Psychology, as the study of the mind and behavior, stands as a multifaceted discipline that has evolved over centuries. Its foundations lie in the rich tapestry of philosophy, physiology, and the quest to comprehend the intricacies of the human psyche. In this article, we embark on a journey to explore the foundational roots of psychology, tracing its development from ancient philosophical musings to the establishment of a distinct scientific discipline.

  1. Philosophical Antecedents:

The roots of psychology intertwine with ancient philosophical inquiries into the nature of the mind and human experience. Greek philosophers, such as Socrates, Plato, and Aristotle, contemplated questions about perception, consciousness, and the origins of knowledge. Aristotle, in particular, laid the groundwork for empiricism, emphasizing the importance of observation and experience in understanding the world.

  1. Birth of Modern Psychology:

The emergence of modern psychology can be traced to the late 19th century, marked by significant milestones:

  1. Wilhelm Wundt and Structuralism:
  • Wilhelm Wundt, often regarded as the father of psychology, founded the first psychological laboratory in Leipzig, Germany, in 1879. Wundt’s approach, known as structuralism, aimed to analyze the basic elements of consciousness through controlled introspection.
  1. William James and Functionalism:
  • William James, an American philosopher and psychologist, introduced functionalism as a counterpoint to structuralism. James emphasized the adaptive functions of consciousness and behavior, exploring how mental processes contribute to an individual’s ability to adapt to their environment.
  1. Psychoanalysis and the Unconscious:

Sigmund Freud, an Austrian neurologist, introduced psychoanalysis in the late 19th century, revolutionizing the understanding of the mind. Freud’s exploration of the unconscious mind, the role of dreams, and the concept of psychosexual development laid the groundwork for a new perspective on human behavior and mental processes.

  1. Behaviorism:

The early 20th century witnessed the rise of behaviorism, led by psychologists such as John B. Watson and B.F. Skinner. Behaviorism focused on observable behavior as the primary subject of study, rejecting the emphasis on internal mental processes. This shift brought about a more objective and experimental approach to psychology.

  1. Cognitive Revolution:

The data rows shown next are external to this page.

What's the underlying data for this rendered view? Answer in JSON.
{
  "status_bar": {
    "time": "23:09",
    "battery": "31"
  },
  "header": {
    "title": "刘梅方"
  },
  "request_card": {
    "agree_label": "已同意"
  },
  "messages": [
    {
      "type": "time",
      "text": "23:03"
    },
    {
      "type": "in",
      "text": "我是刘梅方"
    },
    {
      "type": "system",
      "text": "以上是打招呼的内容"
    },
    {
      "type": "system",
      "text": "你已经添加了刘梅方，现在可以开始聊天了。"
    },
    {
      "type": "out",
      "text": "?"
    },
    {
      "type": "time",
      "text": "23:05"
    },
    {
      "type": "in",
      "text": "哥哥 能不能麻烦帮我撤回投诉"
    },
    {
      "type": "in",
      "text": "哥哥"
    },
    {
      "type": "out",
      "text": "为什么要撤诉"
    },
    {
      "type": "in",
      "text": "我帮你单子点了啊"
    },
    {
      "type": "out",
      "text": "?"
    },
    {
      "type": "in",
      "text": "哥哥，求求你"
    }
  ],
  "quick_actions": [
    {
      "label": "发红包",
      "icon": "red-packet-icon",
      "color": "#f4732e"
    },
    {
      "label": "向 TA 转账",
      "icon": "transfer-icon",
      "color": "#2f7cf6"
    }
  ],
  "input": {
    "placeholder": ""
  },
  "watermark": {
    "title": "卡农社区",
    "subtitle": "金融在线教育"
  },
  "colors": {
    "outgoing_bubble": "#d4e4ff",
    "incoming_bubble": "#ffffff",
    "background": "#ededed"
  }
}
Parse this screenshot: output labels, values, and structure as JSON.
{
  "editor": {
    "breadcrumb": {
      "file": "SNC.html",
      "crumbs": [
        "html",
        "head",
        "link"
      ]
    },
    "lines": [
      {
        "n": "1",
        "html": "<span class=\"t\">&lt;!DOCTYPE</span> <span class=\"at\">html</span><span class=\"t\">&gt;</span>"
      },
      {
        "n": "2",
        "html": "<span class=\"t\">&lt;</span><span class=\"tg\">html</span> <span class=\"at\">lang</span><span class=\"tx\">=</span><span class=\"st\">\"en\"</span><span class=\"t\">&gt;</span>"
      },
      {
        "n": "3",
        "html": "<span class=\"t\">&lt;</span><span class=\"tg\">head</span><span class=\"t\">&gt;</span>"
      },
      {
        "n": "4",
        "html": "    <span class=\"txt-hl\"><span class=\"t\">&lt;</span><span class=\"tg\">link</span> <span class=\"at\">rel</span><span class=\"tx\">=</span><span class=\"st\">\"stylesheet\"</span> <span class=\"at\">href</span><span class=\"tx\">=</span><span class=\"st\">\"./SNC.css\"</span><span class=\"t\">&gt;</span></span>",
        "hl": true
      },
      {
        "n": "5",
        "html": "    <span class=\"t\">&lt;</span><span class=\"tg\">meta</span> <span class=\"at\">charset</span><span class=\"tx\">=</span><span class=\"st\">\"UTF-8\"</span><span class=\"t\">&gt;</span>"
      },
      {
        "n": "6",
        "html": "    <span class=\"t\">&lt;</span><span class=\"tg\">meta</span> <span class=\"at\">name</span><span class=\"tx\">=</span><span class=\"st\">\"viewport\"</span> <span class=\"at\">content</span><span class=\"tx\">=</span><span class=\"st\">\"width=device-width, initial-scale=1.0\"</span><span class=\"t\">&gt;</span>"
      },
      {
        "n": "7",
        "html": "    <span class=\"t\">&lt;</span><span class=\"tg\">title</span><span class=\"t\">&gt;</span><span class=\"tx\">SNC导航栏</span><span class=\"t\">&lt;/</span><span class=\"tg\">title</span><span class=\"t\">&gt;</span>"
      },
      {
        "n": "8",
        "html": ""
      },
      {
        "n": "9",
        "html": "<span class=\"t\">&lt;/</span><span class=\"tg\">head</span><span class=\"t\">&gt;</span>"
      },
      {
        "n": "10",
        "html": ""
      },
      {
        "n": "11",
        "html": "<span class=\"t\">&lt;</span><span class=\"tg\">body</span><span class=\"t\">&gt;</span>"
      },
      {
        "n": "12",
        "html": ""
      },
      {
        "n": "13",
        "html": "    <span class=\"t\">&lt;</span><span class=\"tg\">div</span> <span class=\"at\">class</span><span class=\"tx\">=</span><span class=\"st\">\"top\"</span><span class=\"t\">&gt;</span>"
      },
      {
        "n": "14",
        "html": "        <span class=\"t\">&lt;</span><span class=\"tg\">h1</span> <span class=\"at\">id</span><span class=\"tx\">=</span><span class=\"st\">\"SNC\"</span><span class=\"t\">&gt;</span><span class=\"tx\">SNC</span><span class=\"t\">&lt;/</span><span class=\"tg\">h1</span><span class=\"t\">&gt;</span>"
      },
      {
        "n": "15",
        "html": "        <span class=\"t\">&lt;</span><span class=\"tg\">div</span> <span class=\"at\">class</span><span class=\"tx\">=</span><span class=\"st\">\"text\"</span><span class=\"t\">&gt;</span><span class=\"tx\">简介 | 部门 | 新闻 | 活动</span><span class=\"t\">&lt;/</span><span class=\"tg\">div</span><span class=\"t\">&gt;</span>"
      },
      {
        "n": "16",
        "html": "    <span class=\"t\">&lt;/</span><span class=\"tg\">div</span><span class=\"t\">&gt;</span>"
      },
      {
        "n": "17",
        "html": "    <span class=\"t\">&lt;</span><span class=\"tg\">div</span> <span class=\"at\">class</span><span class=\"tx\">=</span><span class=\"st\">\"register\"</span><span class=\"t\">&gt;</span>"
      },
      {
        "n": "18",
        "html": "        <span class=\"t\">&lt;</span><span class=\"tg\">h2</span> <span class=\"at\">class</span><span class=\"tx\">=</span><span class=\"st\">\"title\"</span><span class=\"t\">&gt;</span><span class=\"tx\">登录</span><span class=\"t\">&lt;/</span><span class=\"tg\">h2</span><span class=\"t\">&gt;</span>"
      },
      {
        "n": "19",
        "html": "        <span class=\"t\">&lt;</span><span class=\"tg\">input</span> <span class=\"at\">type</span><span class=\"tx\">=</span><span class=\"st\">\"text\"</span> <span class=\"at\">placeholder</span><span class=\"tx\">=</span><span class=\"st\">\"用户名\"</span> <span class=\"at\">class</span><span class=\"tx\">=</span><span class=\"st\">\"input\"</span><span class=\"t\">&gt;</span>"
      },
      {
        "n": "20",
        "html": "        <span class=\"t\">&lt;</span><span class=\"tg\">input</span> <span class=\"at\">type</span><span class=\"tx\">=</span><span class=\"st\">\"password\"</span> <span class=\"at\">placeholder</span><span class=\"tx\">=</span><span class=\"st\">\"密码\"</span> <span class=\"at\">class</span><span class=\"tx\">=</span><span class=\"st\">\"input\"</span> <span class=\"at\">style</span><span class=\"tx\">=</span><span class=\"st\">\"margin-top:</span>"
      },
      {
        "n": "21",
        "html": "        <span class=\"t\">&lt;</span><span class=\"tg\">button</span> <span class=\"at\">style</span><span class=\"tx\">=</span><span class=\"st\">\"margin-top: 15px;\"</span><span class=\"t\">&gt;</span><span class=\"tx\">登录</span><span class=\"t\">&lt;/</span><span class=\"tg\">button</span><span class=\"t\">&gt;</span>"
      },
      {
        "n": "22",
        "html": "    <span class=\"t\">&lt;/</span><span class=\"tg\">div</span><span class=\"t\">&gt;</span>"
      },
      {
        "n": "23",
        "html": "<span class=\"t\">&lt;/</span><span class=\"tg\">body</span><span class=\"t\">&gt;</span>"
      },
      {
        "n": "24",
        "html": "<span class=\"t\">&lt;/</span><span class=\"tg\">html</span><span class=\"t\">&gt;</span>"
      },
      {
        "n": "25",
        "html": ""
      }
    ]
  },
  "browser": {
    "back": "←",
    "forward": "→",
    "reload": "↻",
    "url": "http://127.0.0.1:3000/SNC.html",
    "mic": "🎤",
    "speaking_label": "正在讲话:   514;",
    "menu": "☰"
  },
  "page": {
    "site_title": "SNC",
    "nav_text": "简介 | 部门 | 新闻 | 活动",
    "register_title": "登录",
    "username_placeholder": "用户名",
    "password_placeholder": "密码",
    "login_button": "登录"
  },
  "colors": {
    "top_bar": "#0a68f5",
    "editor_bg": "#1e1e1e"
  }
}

In the mid-20th century, the cognitive revolution marked a return to the study of mental processes. Psychologists like Ulric Neisser and George Miller advocated for the investigation of mental activities such as perception, memory, and problem-solving. This shift paved the way for cognitive psychology as a dominant paradigm.

  1. Humanistic Psychology:

Reacting against the deterministic views of behaviorism and psychoanalysis, humanistic psychology emerged in the mid-20th century. Figures like Abraham Maslow and Carl Rogers emphasized the study of personal growth, self-actualization, and the innate potential for positive human experiences.

  1. Biological Foundations:

Advancements in neuroscience and the understanding of the brain’s role in behavior and cognition have significantly influenced contemporary psychology. The integration of biological perspectives, including neurobiology and genetics, enhances our understanding of the physiological basis of psychological processes.

  1. Multifaceted Contemporary Psychology:

Contemporary psychology is characterized by a diverse range of perspectives, including:

  1. Social Psychology:
  • Examining how social influences impact behavior and cognition.
  1. Clinical Psychology:
  • Addressing mental health disorders and therapeutic interventions.
  1. Developmental Psychology:
  • Investigating the psychological changes across the lifespan.
  1. Industrial-Organizational Psychology:
  • Exploring psychology in the workplace and organizational settings.

Conclusion: Evolving Perspectives, Enduring Inquiry

The foundations of psychology are firmly grounded in the intersection of philosophy, scientific inquiry, and a ceaseless curiosity about the human mind. From ancient philosophical ponderings to the establishment of laboratories and the diverse perspectives of contemporary psychology, the discipline has evolved in response to the dynamic landscape of human understanding. As psychology continues to explore new frontiers, its foundations remain deeply rooted in the quest to unravel the complexities of the human psyche.